A. There are numerous plants growing in New Mexico landscapes and in our natural environment that are used in wreaths, or could be used in wreaths. Common landscape plants that are useful are photinia, pyracantha, and nandina for broadleaf foliage and berries. The large leaves of photinia could be used as green bows with red berries at the center. The pyracantha and nandina plants have smaller leaves that are useful as greenery and bright red or orange berries to add color to wreaths and centerpieces. Pines provide green needles and woody cones for use in wreaths. Spruce and fir also grow in New Mexico at higher elevations and in the north. They are also useful for their green needles. The spruce cones are also attractive. In southern New Mexico, true cedars (Cedrus species) grow well and produce needles similar to spruce needles. Arborvitae and juniper are also common in New Mexico. They provide greenery and cones. The juniper cones are bluish berry-like cones while the arborvitae cones are small woody cones. The greenery of juniper is quite prickly, while arborvitae greenery is softer and easier to use in making wreaths. Grape vines, Virginia creeper, and Boston ivy grow well in New Mexico. Their deciduous vines can be used to form the structure for wreaths and the foundation for many centerpieces. English ivy retains its leaves and can be used for centerpiece foundations, wreath structure, and greenery. Many people like to spray paint some elements of wreaths. You can do that to the pine cones, or apply glitter to them. However, in New Mexico we have many gray or silver-leafed plants that can add a unique texture and color to wreaths and centerpieces. Four-wing saltbush and rubber rabbitbrush are examples of interesting, gray-leafed native plants. The creosote bush of southern New Mexico is another potential candidate for unique and regionally appropriate decorations. These plants contain flammable resins, so avoid using candles or open flames near them.
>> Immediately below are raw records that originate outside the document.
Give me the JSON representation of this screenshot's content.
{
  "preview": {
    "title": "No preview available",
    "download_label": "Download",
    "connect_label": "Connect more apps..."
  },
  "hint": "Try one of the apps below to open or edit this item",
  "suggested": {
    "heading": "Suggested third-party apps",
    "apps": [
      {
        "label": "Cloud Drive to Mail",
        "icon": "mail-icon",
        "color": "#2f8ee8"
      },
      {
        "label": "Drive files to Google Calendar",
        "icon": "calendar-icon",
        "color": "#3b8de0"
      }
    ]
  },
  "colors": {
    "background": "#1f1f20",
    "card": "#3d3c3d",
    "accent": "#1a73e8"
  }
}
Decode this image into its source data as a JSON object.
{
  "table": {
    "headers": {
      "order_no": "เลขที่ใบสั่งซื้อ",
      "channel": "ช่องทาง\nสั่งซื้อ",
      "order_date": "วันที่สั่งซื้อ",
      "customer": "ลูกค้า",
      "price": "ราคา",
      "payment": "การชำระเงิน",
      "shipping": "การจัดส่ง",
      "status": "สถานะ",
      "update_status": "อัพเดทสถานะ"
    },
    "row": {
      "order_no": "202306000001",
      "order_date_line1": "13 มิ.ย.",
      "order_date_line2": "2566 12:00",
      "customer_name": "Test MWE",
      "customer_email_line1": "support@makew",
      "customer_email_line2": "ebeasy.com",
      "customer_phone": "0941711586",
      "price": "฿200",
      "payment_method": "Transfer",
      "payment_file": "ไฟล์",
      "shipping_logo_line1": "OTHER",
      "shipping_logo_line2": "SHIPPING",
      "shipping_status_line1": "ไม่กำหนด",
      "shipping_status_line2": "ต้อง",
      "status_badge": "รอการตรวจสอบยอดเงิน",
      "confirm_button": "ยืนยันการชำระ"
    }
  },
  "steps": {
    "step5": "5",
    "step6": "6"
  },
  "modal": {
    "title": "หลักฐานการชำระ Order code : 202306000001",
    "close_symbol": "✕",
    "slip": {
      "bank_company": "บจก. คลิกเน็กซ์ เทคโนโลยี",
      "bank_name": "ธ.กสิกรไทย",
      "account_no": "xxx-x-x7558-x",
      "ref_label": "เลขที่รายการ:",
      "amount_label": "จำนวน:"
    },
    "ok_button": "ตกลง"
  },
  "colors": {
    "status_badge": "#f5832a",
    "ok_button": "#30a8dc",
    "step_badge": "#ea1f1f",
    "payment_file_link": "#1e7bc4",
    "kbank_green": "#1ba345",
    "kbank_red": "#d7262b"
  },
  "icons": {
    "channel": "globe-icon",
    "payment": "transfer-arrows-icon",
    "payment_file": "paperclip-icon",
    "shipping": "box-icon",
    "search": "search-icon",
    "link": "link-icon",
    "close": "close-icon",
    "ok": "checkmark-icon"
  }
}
For designers skilled in the use of tongs and other protective devices, cholla could be used as centerpiece greenery. Their yellowish fruit would be a colorful addition to centerpieces with distinctively Southwestern appearance. However, these must be used with care because of the risk posed to the centerpiece designer and to guests by their spines. Cholla skeletons are safer and can be used to create a foundation for a centerpiece with any of the other material listed above, or alone to create a unique sculpture that adds a distinctive Southwestern flare to decorations. Also consider dried grass flower spikes, dried stems from other plants, and the numerous other plants that are readily available in our home landscapes and our natural landscape. Do not forget that you can use chiles (individually, in clusters, or in ristras), onion and garlic braids. These are easily grown in New Mexico gardens and very useful in wreaths and centerpieces. Chile pods come in many sizes and shapes and will make a distinctively New Mexico decoration.

For more gardening information, visit the NMSU Extension publications Web site at http://aces.nmsu.edu/pubs/_h, or to read past articles of Yard and Garden go to http://aces.nmsu.edu/pubs/periodicals.html

Send your gardening questions to:

Yard and Garden, Attn: Dr. Curtis Smith
NMSU Agricultural Science Center
1036 Miller Rd. SW, Los Lunas, NM 87031

Curtis W. Smith, Ph.D., is an Extension Horticulture Specialist emeritus with New Mexico State University's Cooperative Extension Service. NMSU and the U.S. Department of Agriculture cooperating.